◆ Material for this task
━━━━━━
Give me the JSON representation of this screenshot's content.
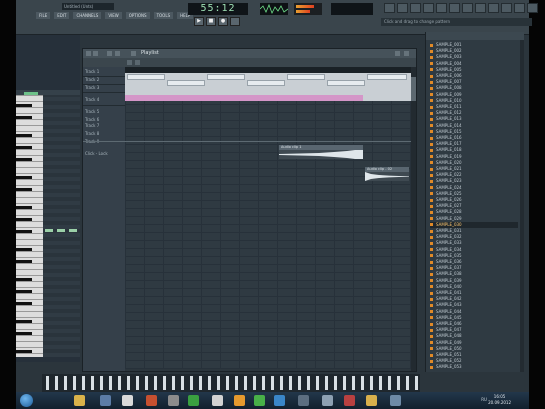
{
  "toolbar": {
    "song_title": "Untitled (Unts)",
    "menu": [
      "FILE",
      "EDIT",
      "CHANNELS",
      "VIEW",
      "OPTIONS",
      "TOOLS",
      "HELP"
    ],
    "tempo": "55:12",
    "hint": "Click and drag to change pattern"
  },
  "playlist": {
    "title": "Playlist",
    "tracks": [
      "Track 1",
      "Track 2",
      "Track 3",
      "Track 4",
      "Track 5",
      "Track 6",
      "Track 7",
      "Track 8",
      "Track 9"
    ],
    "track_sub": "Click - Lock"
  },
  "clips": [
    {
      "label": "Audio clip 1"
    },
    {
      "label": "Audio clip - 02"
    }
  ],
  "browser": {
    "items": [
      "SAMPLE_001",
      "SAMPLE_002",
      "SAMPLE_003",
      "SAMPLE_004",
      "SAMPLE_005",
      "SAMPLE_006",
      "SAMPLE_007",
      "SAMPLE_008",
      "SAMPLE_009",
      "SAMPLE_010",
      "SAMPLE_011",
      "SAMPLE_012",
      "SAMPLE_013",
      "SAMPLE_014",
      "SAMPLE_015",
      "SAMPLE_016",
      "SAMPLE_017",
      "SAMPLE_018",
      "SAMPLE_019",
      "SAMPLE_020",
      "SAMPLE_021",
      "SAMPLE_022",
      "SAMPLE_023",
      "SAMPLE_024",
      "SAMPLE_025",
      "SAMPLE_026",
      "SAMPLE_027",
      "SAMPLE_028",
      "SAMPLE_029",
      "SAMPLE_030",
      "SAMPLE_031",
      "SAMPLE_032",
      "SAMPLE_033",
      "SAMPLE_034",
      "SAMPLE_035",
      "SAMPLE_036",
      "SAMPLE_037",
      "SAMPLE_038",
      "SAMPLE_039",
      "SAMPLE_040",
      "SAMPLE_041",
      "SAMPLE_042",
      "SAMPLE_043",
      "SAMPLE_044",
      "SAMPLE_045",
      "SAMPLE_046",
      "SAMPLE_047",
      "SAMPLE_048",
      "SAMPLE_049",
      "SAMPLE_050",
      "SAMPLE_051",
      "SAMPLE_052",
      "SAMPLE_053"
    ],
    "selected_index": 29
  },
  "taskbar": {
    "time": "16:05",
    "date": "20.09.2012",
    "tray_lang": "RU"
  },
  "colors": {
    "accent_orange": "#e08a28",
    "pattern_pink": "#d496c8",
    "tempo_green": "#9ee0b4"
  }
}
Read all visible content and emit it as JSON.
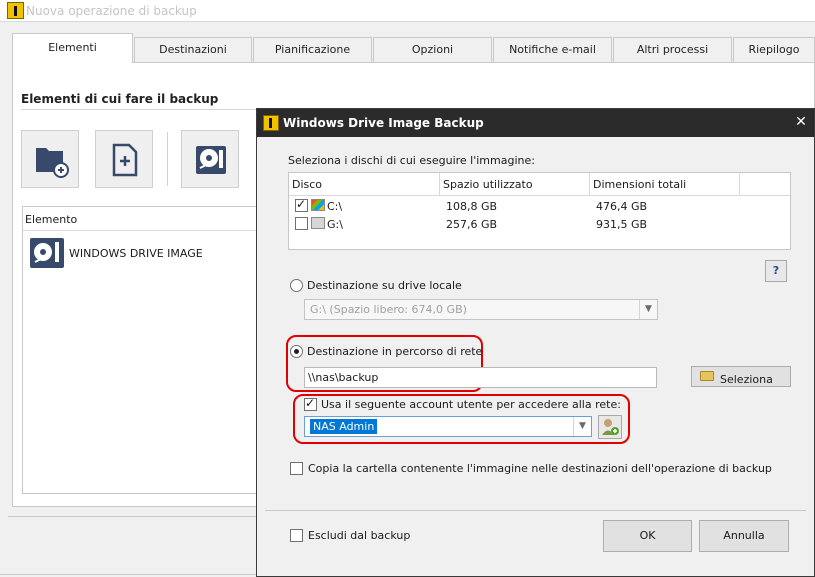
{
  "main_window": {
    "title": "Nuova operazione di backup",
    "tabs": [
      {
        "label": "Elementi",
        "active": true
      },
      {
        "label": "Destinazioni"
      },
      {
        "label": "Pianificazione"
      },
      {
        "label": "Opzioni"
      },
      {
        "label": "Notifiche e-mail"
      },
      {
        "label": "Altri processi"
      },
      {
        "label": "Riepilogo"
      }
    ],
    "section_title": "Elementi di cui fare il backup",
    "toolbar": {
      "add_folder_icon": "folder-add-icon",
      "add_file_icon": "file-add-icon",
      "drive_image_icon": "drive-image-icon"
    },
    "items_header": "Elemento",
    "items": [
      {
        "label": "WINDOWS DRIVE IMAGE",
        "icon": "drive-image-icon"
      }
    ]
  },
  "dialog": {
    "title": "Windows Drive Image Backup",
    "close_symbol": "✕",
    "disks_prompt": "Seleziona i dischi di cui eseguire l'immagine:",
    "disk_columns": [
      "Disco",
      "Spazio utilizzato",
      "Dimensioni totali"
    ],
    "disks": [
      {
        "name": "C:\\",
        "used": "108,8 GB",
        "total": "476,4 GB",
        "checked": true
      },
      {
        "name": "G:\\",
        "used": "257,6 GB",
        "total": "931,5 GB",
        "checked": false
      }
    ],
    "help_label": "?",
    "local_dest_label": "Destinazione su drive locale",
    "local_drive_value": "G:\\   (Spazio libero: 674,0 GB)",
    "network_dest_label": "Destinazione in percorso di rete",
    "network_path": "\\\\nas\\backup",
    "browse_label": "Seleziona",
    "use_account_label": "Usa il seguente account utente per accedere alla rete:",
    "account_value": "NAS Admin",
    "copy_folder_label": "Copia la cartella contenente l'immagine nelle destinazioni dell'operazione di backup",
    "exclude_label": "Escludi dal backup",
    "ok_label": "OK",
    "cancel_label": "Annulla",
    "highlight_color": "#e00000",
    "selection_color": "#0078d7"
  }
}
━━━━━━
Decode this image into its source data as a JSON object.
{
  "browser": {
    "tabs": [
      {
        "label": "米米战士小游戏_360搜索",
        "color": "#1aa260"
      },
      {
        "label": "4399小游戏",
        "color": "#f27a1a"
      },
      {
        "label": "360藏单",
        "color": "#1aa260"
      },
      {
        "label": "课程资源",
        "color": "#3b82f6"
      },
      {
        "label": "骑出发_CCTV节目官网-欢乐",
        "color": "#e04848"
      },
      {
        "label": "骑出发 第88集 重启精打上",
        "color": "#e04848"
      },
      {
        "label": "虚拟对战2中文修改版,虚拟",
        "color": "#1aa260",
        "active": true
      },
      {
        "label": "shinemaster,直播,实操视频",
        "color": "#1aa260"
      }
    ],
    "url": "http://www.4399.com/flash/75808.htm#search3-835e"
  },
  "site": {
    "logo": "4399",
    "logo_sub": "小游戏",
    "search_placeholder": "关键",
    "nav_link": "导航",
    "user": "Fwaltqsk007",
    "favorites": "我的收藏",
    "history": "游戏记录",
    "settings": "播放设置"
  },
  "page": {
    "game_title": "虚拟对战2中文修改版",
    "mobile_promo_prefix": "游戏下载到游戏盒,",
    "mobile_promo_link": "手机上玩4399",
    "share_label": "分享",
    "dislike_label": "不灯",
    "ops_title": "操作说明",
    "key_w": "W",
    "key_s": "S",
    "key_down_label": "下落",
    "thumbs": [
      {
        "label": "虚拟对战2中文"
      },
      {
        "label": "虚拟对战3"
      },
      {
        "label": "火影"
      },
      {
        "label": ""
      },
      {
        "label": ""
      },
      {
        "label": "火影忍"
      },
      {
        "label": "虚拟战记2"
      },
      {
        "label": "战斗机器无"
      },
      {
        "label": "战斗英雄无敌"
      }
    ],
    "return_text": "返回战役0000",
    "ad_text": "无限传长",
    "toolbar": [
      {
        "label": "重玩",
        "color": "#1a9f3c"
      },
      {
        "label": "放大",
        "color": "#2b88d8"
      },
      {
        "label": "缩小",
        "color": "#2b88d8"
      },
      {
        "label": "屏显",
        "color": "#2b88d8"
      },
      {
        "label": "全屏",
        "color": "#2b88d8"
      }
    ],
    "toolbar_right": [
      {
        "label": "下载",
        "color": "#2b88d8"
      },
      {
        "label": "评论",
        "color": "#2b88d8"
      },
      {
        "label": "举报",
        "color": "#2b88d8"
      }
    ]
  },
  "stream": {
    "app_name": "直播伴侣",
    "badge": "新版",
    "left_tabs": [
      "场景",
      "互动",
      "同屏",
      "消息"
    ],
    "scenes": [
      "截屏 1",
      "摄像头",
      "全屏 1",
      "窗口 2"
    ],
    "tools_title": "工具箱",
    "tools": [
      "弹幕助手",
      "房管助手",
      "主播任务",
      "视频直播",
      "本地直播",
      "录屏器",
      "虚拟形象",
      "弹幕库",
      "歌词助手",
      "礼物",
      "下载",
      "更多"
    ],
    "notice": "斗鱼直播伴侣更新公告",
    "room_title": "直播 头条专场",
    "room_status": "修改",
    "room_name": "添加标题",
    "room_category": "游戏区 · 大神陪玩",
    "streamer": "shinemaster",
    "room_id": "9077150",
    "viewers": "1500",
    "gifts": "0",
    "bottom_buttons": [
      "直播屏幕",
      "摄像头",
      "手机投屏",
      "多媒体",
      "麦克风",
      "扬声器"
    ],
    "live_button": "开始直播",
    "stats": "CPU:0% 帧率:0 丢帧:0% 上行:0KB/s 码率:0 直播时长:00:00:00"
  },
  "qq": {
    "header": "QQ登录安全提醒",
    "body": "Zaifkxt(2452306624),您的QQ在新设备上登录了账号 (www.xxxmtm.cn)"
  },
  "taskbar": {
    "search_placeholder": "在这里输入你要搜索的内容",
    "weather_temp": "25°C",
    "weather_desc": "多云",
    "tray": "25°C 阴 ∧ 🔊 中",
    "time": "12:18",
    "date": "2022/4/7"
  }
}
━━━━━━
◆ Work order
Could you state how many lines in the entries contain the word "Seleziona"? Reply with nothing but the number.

◆ Answer to this problem
2